Following a morning session in the red, stocks rallied in the latter half of the trading day after the Federal Reserve released the Minutes of its September meeting.
The S&P 500 climbed above 2,000 for the first time since September 17, and crude oil topped $50 per barrel for the first time since July 21.
First, the scoreboard:
Dow:17,050.75, +138.46, (0.82%) S&P 500: 2,013.43, +17.60, (0.88%) Nasdaq: 4,810.79, +19.64, (0.41%)
And now, the top stories on Thursday:
Most Federal Open Market Committee members still think an interest rate hike is possible this year. According to the Minutes from the September meeting, the Fed decided to wait on concerns about sluggish inflation and global economic growth, particularly in China. It also did not want to hike rates with inflation below its 2% target, as this could have hurt its credibility.

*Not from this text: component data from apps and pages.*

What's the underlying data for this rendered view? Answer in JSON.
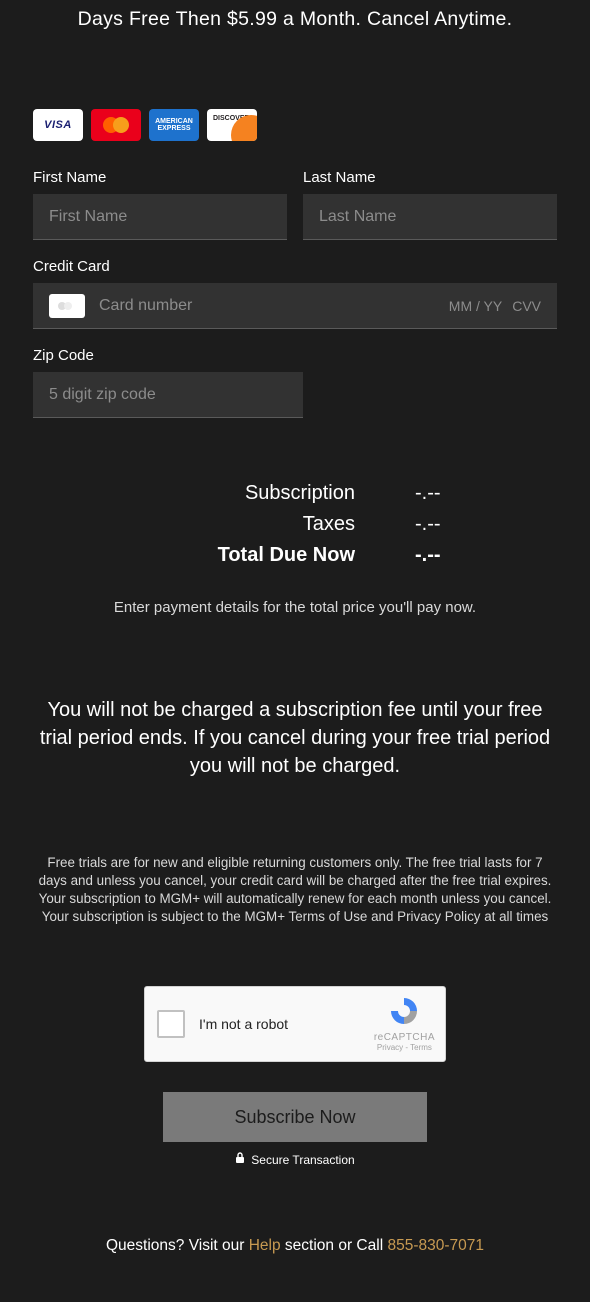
{
  "headline": "Days Free Then $5.99 a Month. Cancel Anytime.",
  "card_icons": {
    "visa": "VISA",
    "amex_l1": "AMERICAN",
    "amex_l2": "EXPRESS",
    "discover": "DISCOVER"
  },
  "form": {
    "first_name_label": "First Name",
    "first_name_placeholder": "First Name",
    "last_name_label": "Last Name",
    "last_name_placeholder": "Last Name",
    "cc_label": "Credit Card",
    "cc_placeholder": "Card number",
    "cc_expiry": "MM / YY",
    "cc_cvv": "CVV",
    "zip_label": "Zip Code",
    "zip_placeholder": "5 digit zip code"
  },
  "summary": {
    "subscription_label": "Subscription",
    "subscription_value": "-.--",
    "taxes_label": "Taxes",
    "taxes_value": "-.--",
    "total_label": "Total Due Now",
    "total_value": "-.--",
    "note": "Enter payment details for the total price you'll pay now."
  },
  "trial_text": "You will not be charged a subscription fee until your free trial period ends. If you cancel during your free trial period you will not be charged.",
  "legal": "Free trials are for new and eligible returning customers only. The free trial lasts for 7 days and unless you cancel, your credit card will be charged after the free trial expires. Your subscription to MGM+ will automatically renew for each month unless you cancel. Your subscription is subject to the MGM+ Terms of Use and Privacy Policy at all times",
  "recaptcha": {
    "label": "I'm not a robot",
    "brand": "reCAPTCHA",
    "links": "Privacy - Terms"
  },
  "subscribe_label": "Subscribe Now",
  "secure_label": "Secure Transaction",
  "footer": {
    "q1": "Questions? Visit our ",
    "help": "Help",
    "q2": " section or Call ",
    "phone": "855-830-7071"
  }
}
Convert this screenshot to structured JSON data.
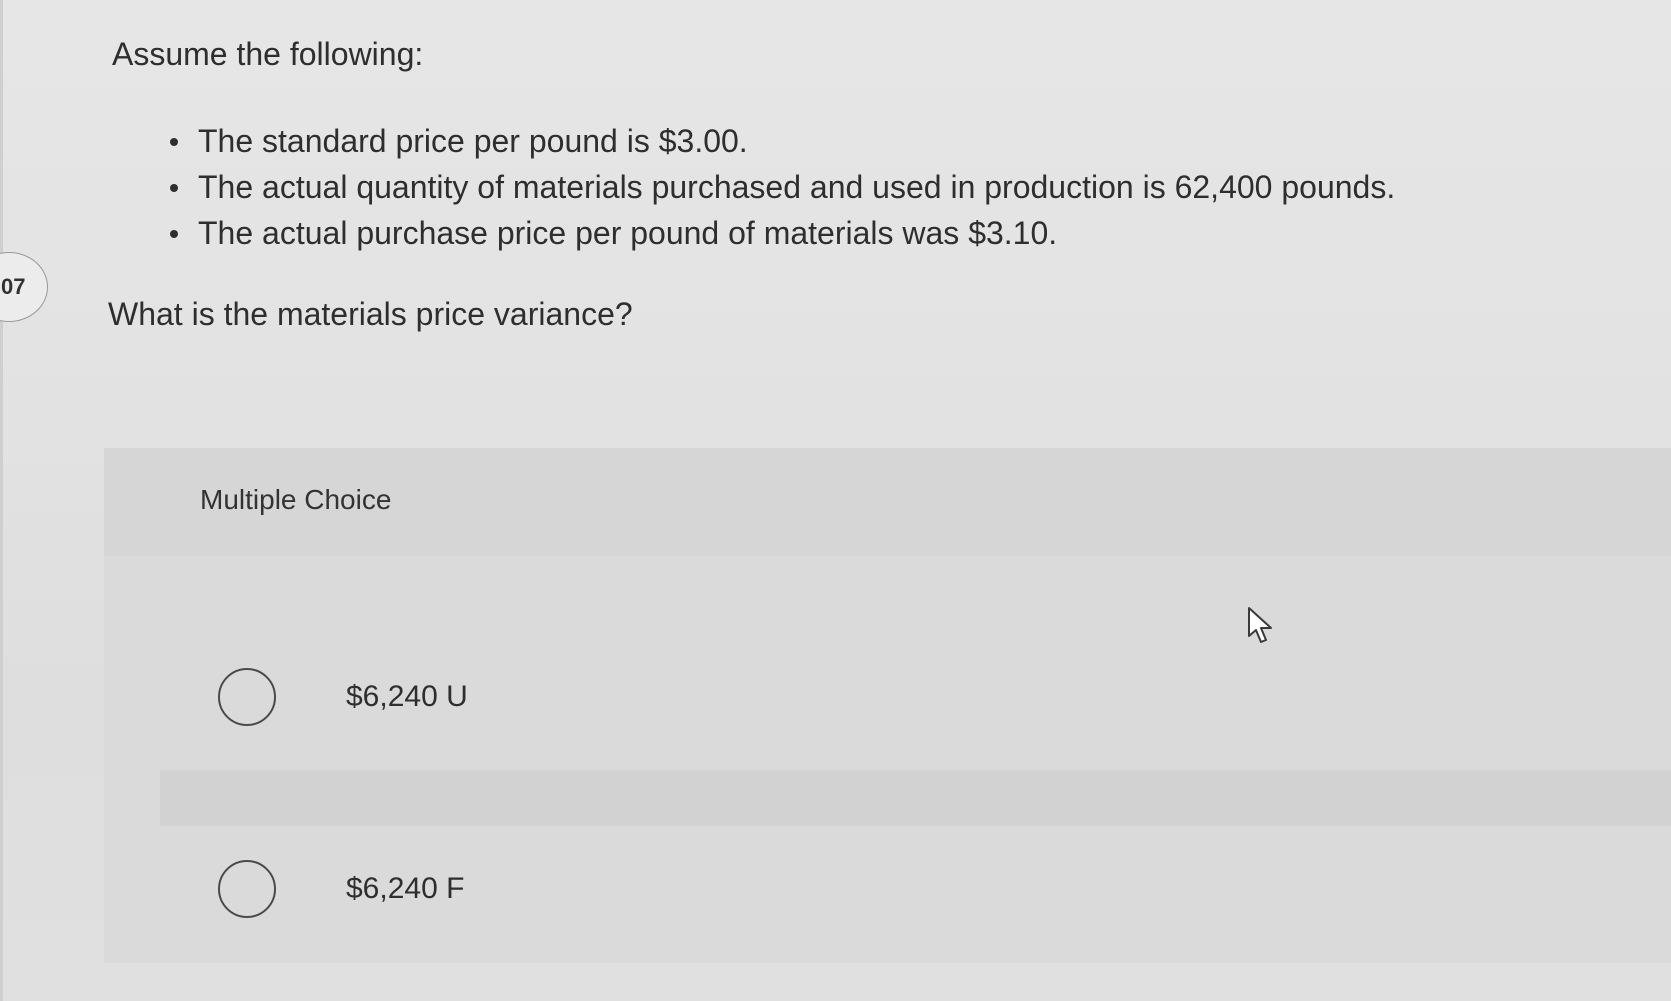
{
  "question_number": "07",
  "intro": "Assume the following:",
  "bullets": [
    "The standard price per pound is $3.00.",
    "The actual quantity of materials purchased and used in production is 62,400 pounds.",
    "The actual purchase price per pound of materials was $3.10."
  ],
  "question": "What is the materials price variance?",
  "multiple_choice": {
    "title": "Multiple Choice",
    "options": [
      {
        "label": "$6,240 U",
        "selected": false
      },
      {
        "label": "$6,240 F",
        "selected": false
      }
    ]
  },
  "icons": {
    "cursor": "mouse-pointer-icon"
  }
}
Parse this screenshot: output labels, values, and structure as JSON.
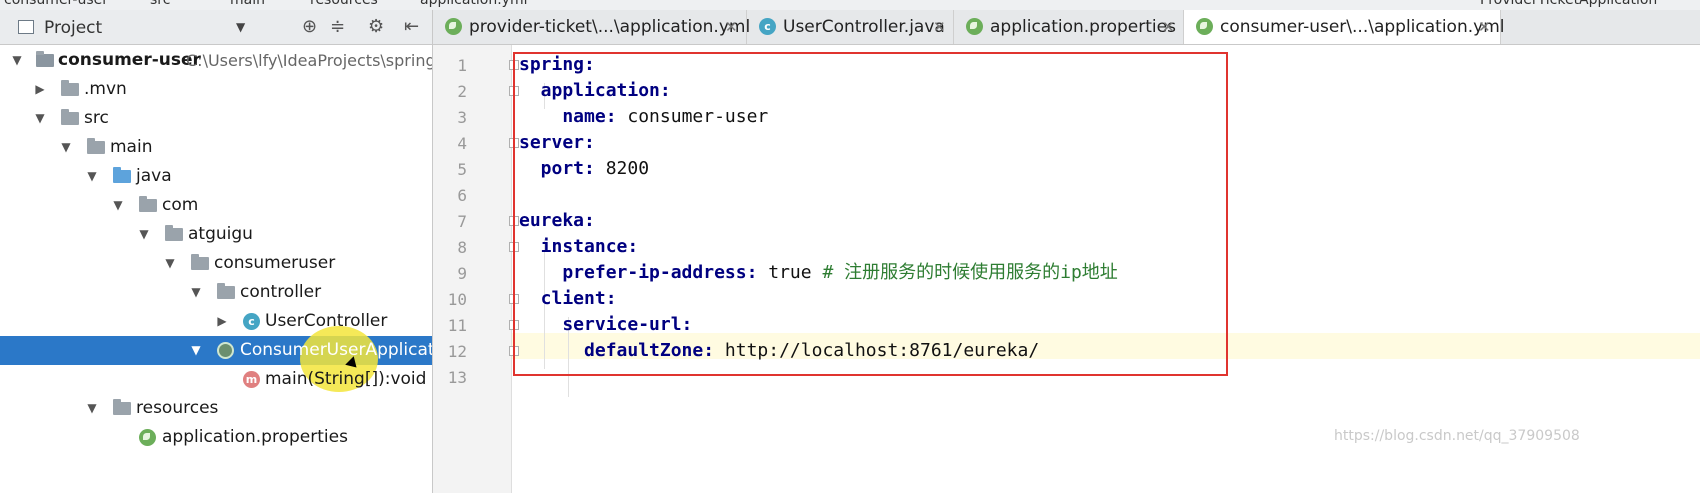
{
  "breadcrumb": {
    "items": [
      "consumer-user",
      "src",
      "main",
      "resources",
      "application.yml",
      "ProviderTicketApplication"
    ]
  },
  "project_panel": {
    "title": "Project",
    "tree": [
      {
        "label": "consumer-user",
        "path": "C:\\Users\\lfy\\IdeaProjects\\springb",
        "expanded": true
      },
      {
        "label": ".mvn",
        "expanded": false
      },
      {
        "label": "src",
        "expanded": true
      },
      {
        "label": "main",
        "expanded": true
      },
      {
        "label": "java",
        "expanded": true
      },
      {
        "label": "com",
        "expanded": true
      },
      {
        "label": "atguigu",
        "expanded": true
      },
      {
        "label": "consumeruser",
        "expanded": true
      },
      {
        "label": "controller",
        "expanded": true
      },
      {
        "label": "UserController",
        "expanded": false
      },
      {
        "label": "ConsumerUserApplication",
        "expanded": true,
        "selected": true
      },
      {
        "label": "main(String[]):void"
      },
      {
        "label": "resources",
        "expanded": true
      },
      {
        "label": "application.properties"
      }
    ]
  },
  "tabs": [
    {
      "label": "provider-ticket\\...\\application.yml"
    },
    {
      "label": "UserController.java"
    },
    {
      "label": "application.properties"
    },
    {
      "label": "consumer-user\\...\\application.yml",
      "active": true
    }
  ],
  "editor": {
    "line_numbers": [
      "1",
      "2",
      "3",
      "4",
      "5",
      "6",
      "7",
      "8",
      "9",
      "10",
      "11",
      "12",
      "13"
    ],
    "lines": [
      {
        "key": "spring:",
        "value": ""
      },
      {
        "key": "  application:",
        "value": ""
      },
      {
        "key": "    name:",
        "value": " consumer-user"
      },
      {
        "key": "server:",
        "value": ""
      },
      {
        "key": "  port:",
        "value": " 8200"
      },
      {
        "key": "",
        "value": ""
      },
      {
        "key": "eureka:",
        "value": ""
      },
      {
        "key": "  instance:",
        "value": ""
      },
      {
        "key": "    prefer-ip-address:",
        "value": " true",
        "comment": " # 注册服务的时候使用服务的ip地址"
      },
      {
        "key": "  client:",
        "value": ""
      },
      {
        "key": "    service-url:",
        "value": ""
      },
      {
        "key": "      defaultZone:",
        "value": " http://localhost:8761/eureka/"
      },
      {
        "key": "",
        "value": ""
      }
    ]
  },
  "watermark": "https://blog.csdn.net/qq_37909508",
  "colors": {
    "selection": "#2b78c8",
    "yaml_key": "#000080",
    "comment": "#2e7d32",
    "annotation_box": "#e0342f"
  }
}
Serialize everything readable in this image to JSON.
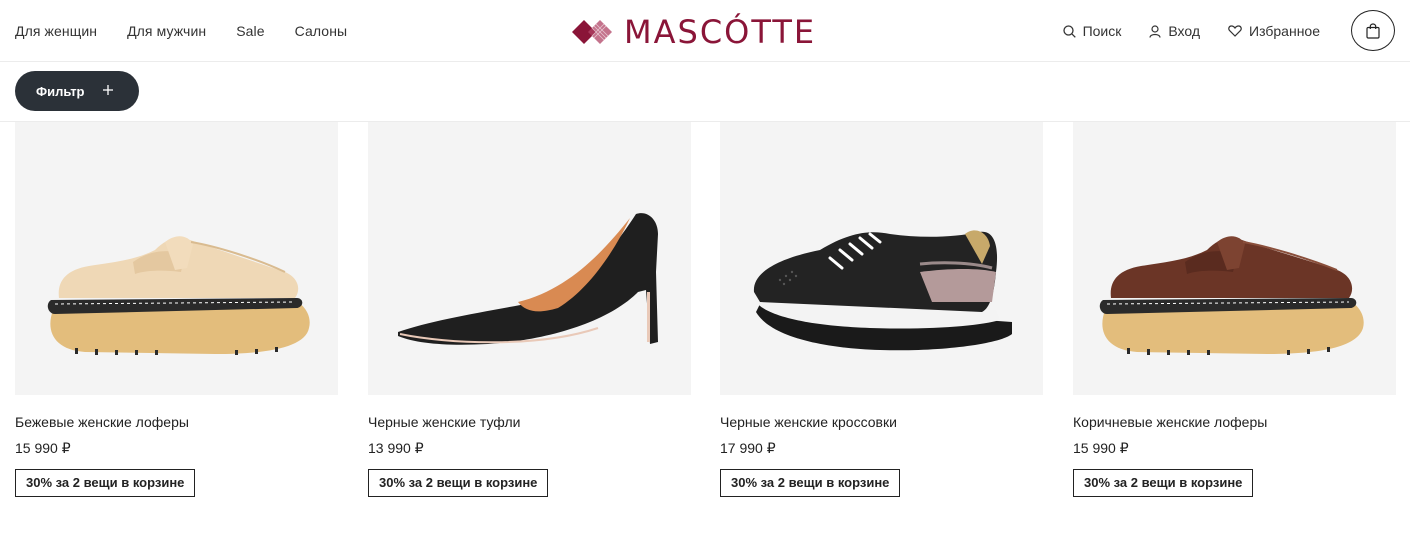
{
  "header": {
    "nav_left": [
      "Для женщин",
      "Для мужчин",
      "Sale",
      "Салоны"
    ],
    "logo_text": "MASCÓTTE",
    "brand_color": "#8a1538",
    "search_label": "Поиск",
    "login_label": "Вход",
    "favorites_label": "Избранное"
  },
  "filter": {
    "label": "Фильтр"
  },
  "products": [
    {
      "name": "Бежевые женские лоферы",
      "price": "15 990 ₽",
      "promo": "30% за 2 вещи в корзине",
      "image": "beige-loafer"
    },
    {
      "name": "Черные женские туфли",
      "price": "13 990 ₽",
      "promo": "30% за 2 вещи в корзине",
      "image": "black-pump"
    },
    {
      "name": "Черные женские кроссовки",
      "price": "17 990 ₽",
      "promo": "30% за 2 вещи в корзине",
      "image": "black-sneaker"
    },
    {
      "name": "Коричневые женские лоферы",
      "price": "15 990 ₽",
      "promo": "30% за 2 вещи в корзине",
      "image": "brown-loafer"
    }
  ]
}
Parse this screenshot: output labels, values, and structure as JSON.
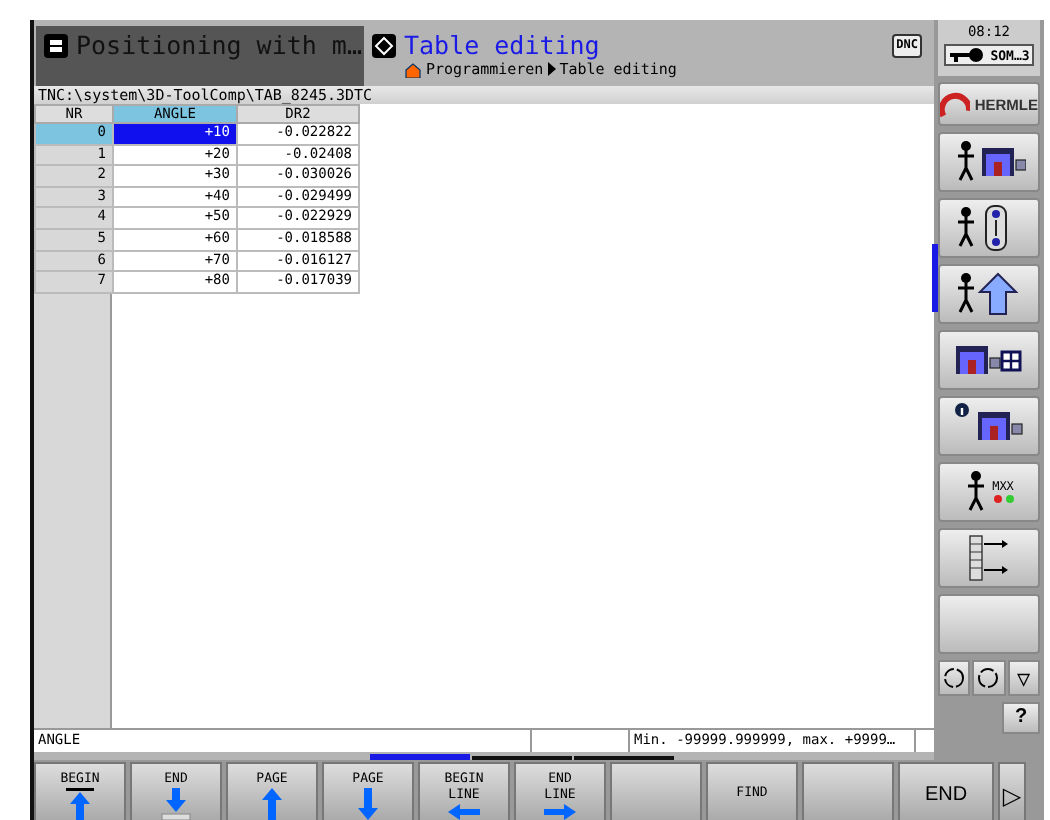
{
  "header": {
    "modes": [
      {
        "label": "Positioning with m…",
        "selected": false,
        "kind": "machine"
      },
      {
        "label": "Table editing",
        "selected": true,
        "kind": "program"
      }
    ],
    "breadcrumb": [
      "Programmieren",
      "Table editing"
    ],
    "dnc": "DNC",
    "clock": "08:12",
    "user": "SOM…3"
  },
  "file_path": "TNC:\\system\\3D-ToolComp\\TAB_8245.3DTC",
  "table": {
    "columns": [
      {
        "label": "NR",
        "selected": false
      },
      {
        "label": "ANGLE",
        "selected": true
      },
      {
        "label": "DR2",
        "selected": false
      }
    ],
    "rows": [
      {
        "cells": [
          "0",
          "+10",
          "-0.022822"
        ],
        "selected": true
      },
      {
        "cells": [
          "1",
          "+20",
          "-0.02408"
        ],
        "selected": false
      },
      {
        "cells": [
          "2",
          "+30",
          "-0.030026"
        ],
        "selected": false
      },
      {
        "cells": [
          "3",
          "+40",
          "-0.029499"
        ],
        "selected": false
      },
      {
        "cells": [
          "4",
          "+50",
          "-0.022929"
        ],
        "selected": false
      },
      {
        "cells": [
          "5",
          "+60",
          "-0.018588"
        ],
        "selected": false
      },
      {
        "cells": [
          "6",
          "+70",
          "-0.016127"
        ],
        "selected": false
      },
      {
        "cells": [
          "7",
          "+80",
          "-0.017039"
        ],
        "selected": false
      }
    ]
  },
  "status_bar": {
    "field": "ANGLE",
    "range": "Min. -99999.999999, max. +9999…"
  },
  "sidebar": {
    "logo": "HERMLE",
    "buttons": [
      {
        "kind": "machine"
      },
      {
        "kind": "door"
      },
      {
        "kind": "arrow"
      },
      {
        "kind": "grid"
      },
      {
        "kind": "info"
      },
      {
        "kind": "mxx",
        "label": "MXX"
      },
      {
        "kind": "list"
      },
      {
        "kind": "blank"
      }
    ],
    "tools": [
      {
        "kind": "rotate-left"
      },
      {
        "kind": "rotate-right"
      },
      {
        "kind": "triangle",
        "label": "▽"
      }
    ],
    "help": "?"
  },
  "softkey_pages": [
    {
      "selected": true
    },
    {
      "selected": false
    },
    {
      "selected": false
    }
  ],
  "softkeys": [
    {
      "lines": [
        "BEGIN"
      ],
      "kind": "top"
    },
    {
      "lines": [
        "END"
      ],
      "kind": "bottom"
    },
    {
      "lines": [
        "PAGE"
      ],
      "kind": "up"
    },
    {
      "lines": [
        "PAGE"
      ],
      "kind": "down"
    },
    {
      "lines": [
        "BEGIN",
        "LINE"
      ],
      "kind": "left"
    },
    {
      "lines": [
        "END",
        "LINE"
      ],
      "kind": "right"
    },
    {
      "kind": "blank"
    },
    {
      "lines": [
        "FIND"
      ],
      "kind": "text"
    },
    {
      "kind": "blank"
    }
  ],
  "end_key": "END",
  "next_key": "▷"
}
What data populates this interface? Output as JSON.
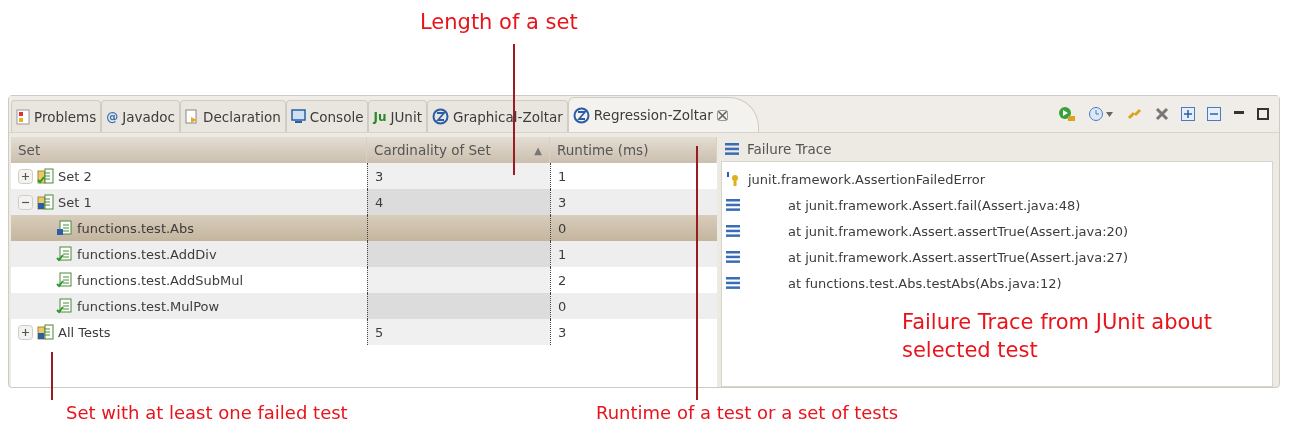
{
  "annotations": {
    "top": "Length of a set",
    "trace": "Failure Trace from JUnit about selected test",
    "bottom_left": "Set with at least one failed test",
    "bottom_right": "Runtime of a test or a set of tests"
  },
  "tabs": [
    {
      "label": "Problems",
      "kind": "problems",
      "selected": false
    },
    {
      "label": "Javadoc",
      "kind": "glyph",
      "glyph": "@",
      "selected": false
    },
    {
      "label": "Declaration",
      "kind": "declaration",
      "selected": false
    },
    {
      "label": "Console",
      "kind": "console",
      "selected": false
    },
    {
      "label": "JUnit",
      "kind": "glyph",
      "glyph": "Ju",
      "selected": false
    },
    {
      "label": "Graphical-Zoltar",
      "kind": "zoltar",
      "selected": false
    },
    {
      "label": "Regression-Zoltar",
      "kind": "zoltar",
      "selected": true,
      "closable": true
    }
  ],
  "table": {
    "columns": [
      {
        "label": "Set"
      },
      {
        "label": "Cardinality of Set",
        "sort_mark": "▲"
      },
      {
        "label": "Runtime (ms)"
      }
    ],
    "rows": [
      {
        "label": "Set 2",
        "failed": false,
        "cardinality": "3",
        "runtime": "1",
        "expanded": false,
        "selected": false
      },
      {
        "label": "Set 1",
        "failed": true,
        "cardinality": "4",
        "runtime": "3",
        "expanded": true,
        "selected": false,
        "children": [
          {
            "label": "functions.test.Abs",
            "failed": true,
            "runtime": "0",
            "selected": true
          },
          {
            "label": "functions.test.AddDiv",
            "failed": false,
            "runtime": "1",
            "selected": false
          },
          {
            "label": "functions.test.AddSubMul",
            "failed": false,
            "runtime": "2",
            "selected": false
          },
          {
            "label": "functions.test.MulPow",
            "failed": false,
            "runtime": "0",
            "selected": false
          }
        ]
      },
      {
        "label": "All Tests",
        "failed": true,
        "cardinality": "5",
        "runtime": "3",
        "expanded": false,
        "selected": false
      }
    ]
  },
  "trace": {
    "title": "Failure Trace",
    "lines": [
      {
        "kind": "error",
        "text": "junit.framework.AssertionFailedError"
      },
      {
        "kind": "frame",
        "text": "at junit.framework.Assert.fail(Assert.java:48)"
      },
      {
        "kind": "frame",
        "text": "at junit.framework.Assert.assertTrue(Assert.java:20)"
      },
      {
        "kind": "frame",
        "text": "at junit.framework.Assert.assertTrue(Assert.java:27)"
      },
      {
        "kind": "frame",
        "text": "at functions.test.Abs.testAbs(Abs.java:12)"
      }
    ]
  }
}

The Fed remarked that the pullback in equities in August was likely because investors believed stocks were expensive; the Fed agreed. Bill Gross is suing PIMCO for “hundreds of millions of dollars” over his exit from the investment management firm he co-founded. In a court complaint, Gross alleged that “a cabal” of managing directors ousted him because of “a lust for power, greed, and a desire to improve their own financial position.” Gross claimed that he was due to receive a bonus totaling about $250 million last year, but was booted days before the end of the third quarter when he would have received a hefty sum. Etsy shares fell as much as 5% after Amazon launched a competitor. Amazon Handmade starts with 5,000 sellers of craft goods and 80,000 items. Analysts have said these numbers will balloon and slow Etsy’s revenue growth. Etsy CEO Chad Dickerson said in a statement that the company serves artists and sellers “in ways that no other marketplace can.” Netflix rebounded from a slump to rally 5% after the company announced that it is increasing the price of its most popular streaming plan by $1. According to Bloomberg, new customers in the US, Canada and Latin America will pay $9.99 a month. Existing customers have a grace period, varying in length, before the hike kicks in.